What is being asked — Wherever a line in the data below holds "title", copy that line.

[[ Extracted information open ]]

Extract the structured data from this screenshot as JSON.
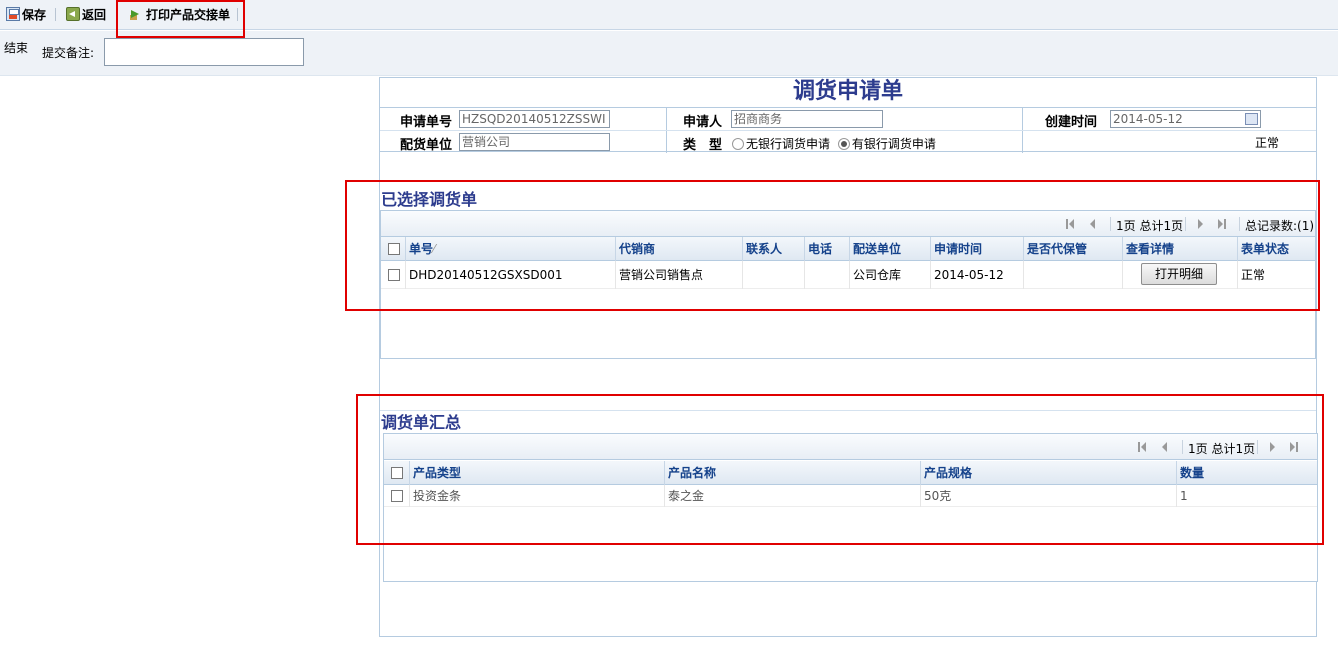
{
  "toolbar": {
    "save_label": "保存",
    "back_label": "返回",
    "print_label": "打印产品交接单"
  },
  "submit": {
    "end_label": "结束",
    "remark_label": "提交备注:",
    "remark_value": ""
  },
  "form": {
    "title": "调货申请单",
    "apply_no_label": "申请单号",
    "apply_no_value": "HZSQD20140512ZSSWI",
    "applicant_label": "申请人",
    "applicant_value": "招商商务",
    "created_label": "创建时间",
    "created_value": "2014-05-12",
    "dist_unit_label": "配货单位",
    "dist_unit_value": "营销公司",
    "type_label": "类　型",
    "type_option1": "无银行调货申请",
    "type_option2": "有银行调货申请",
    "type_selected": "有银行调货申请",
    "status": "正常"
  },
  "selected_orders": {
    "title": "已选择调货单",
    "pager": {
      "page_info": "1页 总计1页",
      "total": "总记录数:(1)"
    },
    "columns": [
      "单号",
      "代销商",
      "联系人",
      "电话",
      "配送单位",
      "申请时间",
      "是否代保管",
      "查看详情",
      "表单状态"
    ],
    "sort_mark": "⁄",
    "rows": [
      {
        "order_no": "DHD20140512GSXSD001",
        "agent": "营销公司销售点",
        "contact": "",
        "phone": "",
        "delivery_unit": "公司仓库",
        "apply_time": "2014-05-12",
        "custody": "",
        "detail_button": "打开明细",
        "status": "正常"
      }
    ]
  },
  "summary": {
    "title": "调货单汇总",
    "pager": {
      "page_info": "1页 总计1页"
    },
    "columns": [
      "产品类型",
      "产品名称",
      "产品规格",
      "数量"
    ],
    "rows": [
      {
        "type": "投资金条",
        "name": "泰之金",
        "spec": "50克",
        "qty": "1"
      }
    ]
  }
}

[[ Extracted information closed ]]

Solution to the problem —
    "title": "调货申请单",
    "title": "已选择调货单",
    "title": "调货单汇总",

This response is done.